*Records provided*.
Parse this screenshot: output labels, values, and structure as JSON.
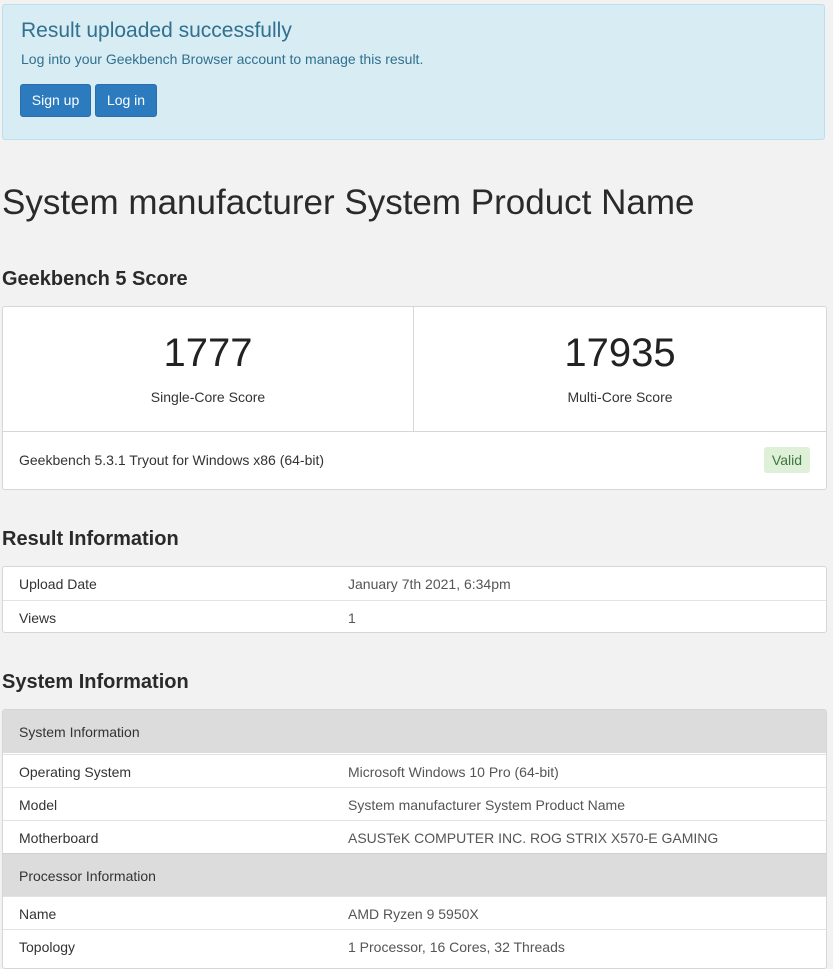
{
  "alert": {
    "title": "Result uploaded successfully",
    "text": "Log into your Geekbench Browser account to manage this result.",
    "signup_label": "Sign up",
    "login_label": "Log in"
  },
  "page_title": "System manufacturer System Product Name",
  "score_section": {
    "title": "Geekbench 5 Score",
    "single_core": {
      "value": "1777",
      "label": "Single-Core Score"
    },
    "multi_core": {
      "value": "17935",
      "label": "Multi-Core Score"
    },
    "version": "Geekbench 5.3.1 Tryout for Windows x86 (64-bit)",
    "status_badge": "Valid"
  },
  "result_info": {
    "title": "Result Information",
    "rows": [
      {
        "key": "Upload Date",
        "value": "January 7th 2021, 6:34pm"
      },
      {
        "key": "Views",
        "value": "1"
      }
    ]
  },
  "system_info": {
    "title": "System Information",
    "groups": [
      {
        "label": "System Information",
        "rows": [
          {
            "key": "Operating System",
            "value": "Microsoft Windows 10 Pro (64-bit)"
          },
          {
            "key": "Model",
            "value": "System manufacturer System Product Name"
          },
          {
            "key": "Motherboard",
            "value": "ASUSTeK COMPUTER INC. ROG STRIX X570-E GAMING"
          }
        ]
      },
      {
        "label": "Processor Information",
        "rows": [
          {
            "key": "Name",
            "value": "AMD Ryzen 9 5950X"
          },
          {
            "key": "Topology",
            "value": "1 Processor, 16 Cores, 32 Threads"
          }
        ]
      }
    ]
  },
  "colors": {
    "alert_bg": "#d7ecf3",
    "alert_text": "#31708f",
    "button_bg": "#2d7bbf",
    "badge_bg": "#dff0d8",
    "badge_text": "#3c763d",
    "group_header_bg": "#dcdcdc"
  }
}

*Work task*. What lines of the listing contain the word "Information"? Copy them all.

*Written solution*.
    "title": "Result Information",
    "title": "System Information",
        "label": "System Information",
        "label": "Processor Information",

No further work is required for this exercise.